» **PROBLEM TO SOLVE**
Count how many lines in the data hold "JSON". Only the number.

....................

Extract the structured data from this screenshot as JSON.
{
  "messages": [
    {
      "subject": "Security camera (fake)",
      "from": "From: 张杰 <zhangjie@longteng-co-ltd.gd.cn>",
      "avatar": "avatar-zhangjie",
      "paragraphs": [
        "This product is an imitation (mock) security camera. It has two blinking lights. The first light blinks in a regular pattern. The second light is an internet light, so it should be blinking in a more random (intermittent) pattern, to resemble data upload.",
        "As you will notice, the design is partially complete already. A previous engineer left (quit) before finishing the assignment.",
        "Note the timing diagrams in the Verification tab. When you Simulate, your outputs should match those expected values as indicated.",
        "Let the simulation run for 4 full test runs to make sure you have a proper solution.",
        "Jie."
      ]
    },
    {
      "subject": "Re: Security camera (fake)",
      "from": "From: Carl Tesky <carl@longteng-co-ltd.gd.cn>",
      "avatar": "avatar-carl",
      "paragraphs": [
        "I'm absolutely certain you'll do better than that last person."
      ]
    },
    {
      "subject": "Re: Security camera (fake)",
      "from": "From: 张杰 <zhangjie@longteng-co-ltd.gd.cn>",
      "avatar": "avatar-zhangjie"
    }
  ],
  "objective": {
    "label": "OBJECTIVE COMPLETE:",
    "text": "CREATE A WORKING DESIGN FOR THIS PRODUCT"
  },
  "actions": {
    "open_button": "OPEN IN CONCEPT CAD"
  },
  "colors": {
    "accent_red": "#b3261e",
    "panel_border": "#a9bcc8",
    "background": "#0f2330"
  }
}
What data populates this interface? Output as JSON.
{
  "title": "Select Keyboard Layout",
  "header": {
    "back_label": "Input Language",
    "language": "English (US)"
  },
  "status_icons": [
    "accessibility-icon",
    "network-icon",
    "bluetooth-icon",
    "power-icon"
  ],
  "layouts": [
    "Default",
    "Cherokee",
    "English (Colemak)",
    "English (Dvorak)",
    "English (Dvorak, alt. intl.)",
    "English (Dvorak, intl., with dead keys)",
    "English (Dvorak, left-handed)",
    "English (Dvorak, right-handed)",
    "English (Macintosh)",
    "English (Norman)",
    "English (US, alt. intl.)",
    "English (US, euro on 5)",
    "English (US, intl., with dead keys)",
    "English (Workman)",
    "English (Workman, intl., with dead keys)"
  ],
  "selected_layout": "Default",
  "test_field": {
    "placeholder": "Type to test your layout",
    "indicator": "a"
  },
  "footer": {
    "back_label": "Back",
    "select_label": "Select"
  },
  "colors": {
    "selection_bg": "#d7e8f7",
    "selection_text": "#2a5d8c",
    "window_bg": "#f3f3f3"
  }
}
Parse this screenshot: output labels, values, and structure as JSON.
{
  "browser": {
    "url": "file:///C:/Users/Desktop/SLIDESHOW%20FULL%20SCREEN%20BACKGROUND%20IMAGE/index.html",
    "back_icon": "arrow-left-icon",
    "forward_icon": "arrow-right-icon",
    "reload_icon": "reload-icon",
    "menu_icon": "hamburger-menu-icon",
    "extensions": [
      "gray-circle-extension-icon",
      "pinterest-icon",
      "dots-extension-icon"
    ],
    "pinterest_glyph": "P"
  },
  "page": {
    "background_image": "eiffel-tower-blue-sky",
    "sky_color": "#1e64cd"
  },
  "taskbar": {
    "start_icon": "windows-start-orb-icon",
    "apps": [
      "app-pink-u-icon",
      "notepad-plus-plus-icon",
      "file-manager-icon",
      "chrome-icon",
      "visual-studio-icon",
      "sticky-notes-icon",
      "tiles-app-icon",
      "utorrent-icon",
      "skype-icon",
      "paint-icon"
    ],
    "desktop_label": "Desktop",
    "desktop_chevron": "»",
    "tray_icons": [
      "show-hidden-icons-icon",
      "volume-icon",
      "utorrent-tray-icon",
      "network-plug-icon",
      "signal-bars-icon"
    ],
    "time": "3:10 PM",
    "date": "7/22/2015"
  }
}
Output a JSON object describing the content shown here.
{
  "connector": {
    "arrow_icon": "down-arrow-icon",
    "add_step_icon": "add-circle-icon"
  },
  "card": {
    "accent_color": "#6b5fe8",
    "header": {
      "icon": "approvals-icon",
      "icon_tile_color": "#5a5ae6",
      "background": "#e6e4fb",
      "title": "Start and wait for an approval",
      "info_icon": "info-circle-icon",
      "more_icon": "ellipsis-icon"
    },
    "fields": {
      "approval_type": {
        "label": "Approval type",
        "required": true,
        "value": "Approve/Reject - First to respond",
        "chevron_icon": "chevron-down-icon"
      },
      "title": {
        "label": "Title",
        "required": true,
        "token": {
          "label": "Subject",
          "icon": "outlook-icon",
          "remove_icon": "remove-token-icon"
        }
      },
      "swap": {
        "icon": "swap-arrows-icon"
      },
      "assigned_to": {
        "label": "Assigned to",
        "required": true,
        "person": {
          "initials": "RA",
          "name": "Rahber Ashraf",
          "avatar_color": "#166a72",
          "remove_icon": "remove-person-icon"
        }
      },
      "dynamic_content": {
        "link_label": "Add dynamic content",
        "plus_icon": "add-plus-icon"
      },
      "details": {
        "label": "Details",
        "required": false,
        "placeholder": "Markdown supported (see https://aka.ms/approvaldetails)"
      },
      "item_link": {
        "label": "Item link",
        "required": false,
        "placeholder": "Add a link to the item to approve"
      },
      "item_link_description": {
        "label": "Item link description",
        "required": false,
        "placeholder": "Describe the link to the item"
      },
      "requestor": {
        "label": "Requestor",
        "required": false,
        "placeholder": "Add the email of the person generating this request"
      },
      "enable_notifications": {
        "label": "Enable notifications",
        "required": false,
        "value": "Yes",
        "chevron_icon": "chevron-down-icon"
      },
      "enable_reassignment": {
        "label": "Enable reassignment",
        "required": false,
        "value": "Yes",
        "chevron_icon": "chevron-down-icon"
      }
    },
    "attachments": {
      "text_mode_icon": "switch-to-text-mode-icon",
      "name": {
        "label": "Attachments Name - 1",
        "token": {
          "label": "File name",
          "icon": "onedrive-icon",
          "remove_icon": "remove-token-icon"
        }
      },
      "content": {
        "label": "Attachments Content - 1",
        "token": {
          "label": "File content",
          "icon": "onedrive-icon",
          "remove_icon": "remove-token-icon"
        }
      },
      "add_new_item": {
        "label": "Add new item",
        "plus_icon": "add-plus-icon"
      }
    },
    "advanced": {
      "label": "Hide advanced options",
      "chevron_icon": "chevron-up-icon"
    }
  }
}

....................

» **EXERCISE RESPONSE**
4